[MATERIAL TO PROCESS]
--- START ---

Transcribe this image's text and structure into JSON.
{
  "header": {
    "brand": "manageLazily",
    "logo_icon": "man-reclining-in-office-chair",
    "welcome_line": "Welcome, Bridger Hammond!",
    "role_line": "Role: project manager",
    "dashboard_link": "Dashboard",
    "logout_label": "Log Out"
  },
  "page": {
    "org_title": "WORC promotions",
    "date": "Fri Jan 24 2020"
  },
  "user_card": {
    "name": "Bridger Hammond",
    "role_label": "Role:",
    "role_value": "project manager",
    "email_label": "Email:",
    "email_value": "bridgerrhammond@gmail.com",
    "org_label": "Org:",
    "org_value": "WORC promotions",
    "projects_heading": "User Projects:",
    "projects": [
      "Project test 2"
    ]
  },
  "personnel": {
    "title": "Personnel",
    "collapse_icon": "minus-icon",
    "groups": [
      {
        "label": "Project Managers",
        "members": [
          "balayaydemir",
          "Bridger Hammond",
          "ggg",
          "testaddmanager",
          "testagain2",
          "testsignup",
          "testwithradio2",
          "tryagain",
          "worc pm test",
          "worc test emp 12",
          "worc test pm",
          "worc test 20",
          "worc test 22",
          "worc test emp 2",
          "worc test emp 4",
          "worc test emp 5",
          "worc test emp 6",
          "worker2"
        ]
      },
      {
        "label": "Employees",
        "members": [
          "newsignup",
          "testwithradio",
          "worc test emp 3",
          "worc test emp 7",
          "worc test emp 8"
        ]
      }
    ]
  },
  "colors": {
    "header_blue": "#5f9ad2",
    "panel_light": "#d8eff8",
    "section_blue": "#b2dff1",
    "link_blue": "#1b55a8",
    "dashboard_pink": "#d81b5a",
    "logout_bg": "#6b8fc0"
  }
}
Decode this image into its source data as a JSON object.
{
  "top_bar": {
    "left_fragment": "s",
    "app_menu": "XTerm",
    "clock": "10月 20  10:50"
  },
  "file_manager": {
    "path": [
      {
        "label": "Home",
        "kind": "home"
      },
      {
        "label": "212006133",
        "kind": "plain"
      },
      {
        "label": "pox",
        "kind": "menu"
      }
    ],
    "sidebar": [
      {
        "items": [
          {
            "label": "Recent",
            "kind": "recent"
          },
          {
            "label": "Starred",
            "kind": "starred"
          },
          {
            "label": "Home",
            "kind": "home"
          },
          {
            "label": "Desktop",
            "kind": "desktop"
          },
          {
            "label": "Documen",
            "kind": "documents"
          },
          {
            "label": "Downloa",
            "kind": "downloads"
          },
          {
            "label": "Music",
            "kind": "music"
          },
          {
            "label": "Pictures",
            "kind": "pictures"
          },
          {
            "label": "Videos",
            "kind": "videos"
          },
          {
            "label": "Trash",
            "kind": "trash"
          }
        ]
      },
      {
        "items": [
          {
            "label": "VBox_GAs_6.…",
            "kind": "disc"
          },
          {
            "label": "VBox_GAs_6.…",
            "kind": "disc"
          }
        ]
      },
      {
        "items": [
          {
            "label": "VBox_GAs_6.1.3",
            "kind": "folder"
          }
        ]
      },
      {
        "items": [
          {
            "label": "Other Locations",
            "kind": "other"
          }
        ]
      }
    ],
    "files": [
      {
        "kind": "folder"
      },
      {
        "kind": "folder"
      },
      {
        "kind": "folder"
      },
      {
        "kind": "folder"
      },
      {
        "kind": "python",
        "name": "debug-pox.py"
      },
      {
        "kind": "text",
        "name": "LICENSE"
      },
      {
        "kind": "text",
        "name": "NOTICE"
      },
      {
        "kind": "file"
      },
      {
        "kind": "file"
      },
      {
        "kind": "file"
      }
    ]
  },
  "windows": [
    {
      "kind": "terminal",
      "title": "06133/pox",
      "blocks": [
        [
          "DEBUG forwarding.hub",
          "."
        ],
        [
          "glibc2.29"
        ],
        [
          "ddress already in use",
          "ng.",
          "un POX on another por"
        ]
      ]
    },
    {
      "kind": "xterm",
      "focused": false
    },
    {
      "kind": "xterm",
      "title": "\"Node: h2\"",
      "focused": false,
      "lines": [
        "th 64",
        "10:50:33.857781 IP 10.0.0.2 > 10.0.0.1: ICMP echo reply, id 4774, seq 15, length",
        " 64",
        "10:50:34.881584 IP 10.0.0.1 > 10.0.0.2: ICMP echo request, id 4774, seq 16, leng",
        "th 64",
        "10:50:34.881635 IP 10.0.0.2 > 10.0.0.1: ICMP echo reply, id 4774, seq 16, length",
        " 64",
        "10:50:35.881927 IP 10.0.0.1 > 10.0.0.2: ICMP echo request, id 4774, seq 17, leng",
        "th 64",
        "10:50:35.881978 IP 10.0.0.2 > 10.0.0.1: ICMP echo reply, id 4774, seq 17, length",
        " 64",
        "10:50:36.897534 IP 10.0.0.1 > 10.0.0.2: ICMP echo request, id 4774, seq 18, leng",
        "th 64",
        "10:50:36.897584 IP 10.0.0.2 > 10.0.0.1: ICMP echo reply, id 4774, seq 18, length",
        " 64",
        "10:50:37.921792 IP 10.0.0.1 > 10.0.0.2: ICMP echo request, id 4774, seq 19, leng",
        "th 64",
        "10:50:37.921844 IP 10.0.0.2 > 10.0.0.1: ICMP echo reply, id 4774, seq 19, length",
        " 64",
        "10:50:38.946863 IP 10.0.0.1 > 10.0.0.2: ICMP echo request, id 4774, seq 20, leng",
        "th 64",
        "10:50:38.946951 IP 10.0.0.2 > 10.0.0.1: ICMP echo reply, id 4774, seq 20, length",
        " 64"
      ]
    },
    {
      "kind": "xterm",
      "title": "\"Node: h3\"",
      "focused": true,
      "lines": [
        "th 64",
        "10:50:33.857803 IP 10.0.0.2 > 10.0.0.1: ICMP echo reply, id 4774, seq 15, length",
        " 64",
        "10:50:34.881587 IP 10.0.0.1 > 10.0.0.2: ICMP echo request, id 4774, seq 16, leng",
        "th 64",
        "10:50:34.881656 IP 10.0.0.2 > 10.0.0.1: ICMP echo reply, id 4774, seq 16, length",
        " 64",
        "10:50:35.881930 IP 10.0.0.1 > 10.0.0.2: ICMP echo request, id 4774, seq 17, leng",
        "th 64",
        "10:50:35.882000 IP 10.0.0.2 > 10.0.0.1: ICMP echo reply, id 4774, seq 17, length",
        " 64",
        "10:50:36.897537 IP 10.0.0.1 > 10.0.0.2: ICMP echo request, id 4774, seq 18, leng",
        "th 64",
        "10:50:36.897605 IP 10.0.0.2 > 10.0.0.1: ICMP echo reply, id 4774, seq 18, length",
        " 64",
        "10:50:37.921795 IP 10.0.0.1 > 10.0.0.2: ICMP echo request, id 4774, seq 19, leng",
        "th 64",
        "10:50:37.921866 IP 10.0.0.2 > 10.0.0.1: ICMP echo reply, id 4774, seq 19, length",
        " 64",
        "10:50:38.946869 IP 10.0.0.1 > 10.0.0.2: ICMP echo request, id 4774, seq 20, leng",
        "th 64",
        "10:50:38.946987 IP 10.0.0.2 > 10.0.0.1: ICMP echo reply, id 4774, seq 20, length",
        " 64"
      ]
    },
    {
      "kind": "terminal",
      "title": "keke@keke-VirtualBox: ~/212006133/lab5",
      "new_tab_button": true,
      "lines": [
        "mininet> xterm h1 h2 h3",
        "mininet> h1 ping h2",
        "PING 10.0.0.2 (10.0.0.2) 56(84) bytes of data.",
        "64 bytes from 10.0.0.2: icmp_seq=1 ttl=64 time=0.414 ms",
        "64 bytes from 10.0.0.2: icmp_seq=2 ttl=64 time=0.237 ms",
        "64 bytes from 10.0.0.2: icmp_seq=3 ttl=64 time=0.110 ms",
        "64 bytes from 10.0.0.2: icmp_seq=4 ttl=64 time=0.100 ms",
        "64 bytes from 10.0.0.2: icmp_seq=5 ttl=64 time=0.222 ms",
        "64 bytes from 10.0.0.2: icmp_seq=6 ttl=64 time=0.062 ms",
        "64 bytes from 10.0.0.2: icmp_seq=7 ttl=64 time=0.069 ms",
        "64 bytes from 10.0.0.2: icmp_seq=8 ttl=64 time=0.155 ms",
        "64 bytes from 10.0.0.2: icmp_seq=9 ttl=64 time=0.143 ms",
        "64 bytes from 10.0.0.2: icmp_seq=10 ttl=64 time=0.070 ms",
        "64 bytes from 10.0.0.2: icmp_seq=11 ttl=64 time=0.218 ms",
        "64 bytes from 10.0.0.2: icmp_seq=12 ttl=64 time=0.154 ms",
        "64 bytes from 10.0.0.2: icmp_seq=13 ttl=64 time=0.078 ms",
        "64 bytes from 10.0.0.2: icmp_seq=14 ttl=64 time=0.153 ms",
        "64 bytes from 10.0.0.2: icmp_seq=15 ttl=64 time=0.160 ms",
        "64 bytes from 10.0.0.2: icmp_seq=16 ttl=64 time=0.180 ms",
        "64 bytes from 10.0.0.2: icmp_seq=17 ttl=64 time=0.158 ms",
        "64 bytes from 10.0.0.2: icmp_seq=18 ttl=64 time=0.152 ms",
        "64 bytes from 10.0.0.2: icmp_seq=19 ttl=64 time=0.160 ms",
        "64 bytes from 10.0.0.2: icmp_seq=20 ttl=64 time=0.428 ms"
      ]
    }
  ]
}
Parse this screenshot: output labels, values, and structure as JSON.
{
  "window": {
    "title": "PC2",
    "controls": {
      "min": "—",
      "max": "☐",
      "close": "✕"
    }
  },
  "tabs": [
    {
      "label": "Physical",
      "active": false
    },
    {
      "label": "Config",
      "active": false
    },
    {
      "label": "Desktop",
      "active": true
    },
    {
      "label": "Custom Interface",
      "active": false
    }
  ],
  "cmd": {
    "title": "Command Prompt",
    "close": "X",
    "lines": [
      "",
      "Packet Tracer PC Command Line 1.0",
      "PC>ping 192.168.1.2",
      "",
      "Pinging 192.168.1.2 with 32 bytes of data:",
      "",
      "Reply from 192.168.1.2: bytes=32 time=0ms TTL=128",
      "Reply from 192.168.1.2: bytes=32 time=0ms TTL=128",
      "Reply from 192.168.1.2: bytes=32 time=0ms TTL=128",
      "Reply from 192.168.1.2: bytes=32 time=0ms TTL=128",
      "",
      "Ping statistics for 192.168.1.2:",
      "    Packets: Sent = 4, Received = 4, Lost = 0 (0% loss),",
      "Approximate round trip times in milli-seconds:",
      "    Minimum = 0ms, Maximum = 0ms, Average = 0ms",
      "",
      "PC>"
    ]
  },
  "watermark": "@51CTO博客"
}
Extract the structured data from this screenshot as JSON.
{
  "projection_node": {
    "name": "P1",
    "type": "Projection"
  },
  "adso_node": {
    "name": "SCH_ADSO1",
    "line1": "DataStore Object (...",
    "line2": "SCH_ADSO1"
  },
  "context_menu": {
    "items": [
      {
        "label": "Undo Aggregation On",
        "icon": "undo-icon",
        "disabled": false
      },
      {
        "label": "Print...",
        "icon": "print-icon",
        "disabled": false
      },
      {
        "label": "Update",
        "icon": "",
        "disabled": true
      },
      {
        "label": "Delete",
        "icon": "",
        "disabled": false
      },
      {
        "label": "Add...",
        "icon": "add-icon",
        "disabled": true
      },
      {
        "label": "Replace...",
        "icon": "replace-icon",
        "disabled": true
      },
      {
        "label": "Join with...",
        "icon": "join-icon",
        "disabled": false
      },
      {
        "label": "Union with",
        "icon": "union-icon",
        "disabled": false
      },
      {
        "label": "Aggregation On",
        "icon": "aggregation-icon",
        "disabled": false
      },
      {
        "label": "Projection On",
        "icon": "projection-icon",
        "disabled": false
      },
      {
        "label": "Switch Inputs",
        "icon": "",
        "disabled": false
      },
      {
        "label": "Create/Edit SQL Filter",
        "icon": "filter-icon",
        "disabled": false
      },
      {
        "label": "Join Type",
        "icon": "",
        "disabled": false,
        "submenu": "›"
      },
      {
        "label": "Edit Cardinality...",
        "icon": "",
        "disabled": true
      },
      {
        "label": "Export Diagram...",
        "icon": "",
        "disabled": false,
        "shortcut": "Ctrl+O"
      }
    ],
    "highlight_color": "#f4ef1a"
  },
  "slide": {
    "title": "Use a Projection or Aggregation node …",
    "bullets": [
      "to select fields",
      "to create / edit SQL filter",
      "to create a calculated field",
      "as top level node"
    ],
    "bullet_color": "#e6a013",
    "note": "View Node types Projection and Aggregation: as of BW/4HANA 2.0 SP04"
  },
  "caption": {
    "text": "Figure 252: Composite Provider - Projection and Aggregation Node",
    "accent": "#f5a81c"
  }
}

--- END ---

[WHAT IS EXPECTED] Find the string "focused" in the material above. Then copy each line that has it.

[EXPECTED ANSWER]
      "focused": false
      "focused": false,
      "focused": true,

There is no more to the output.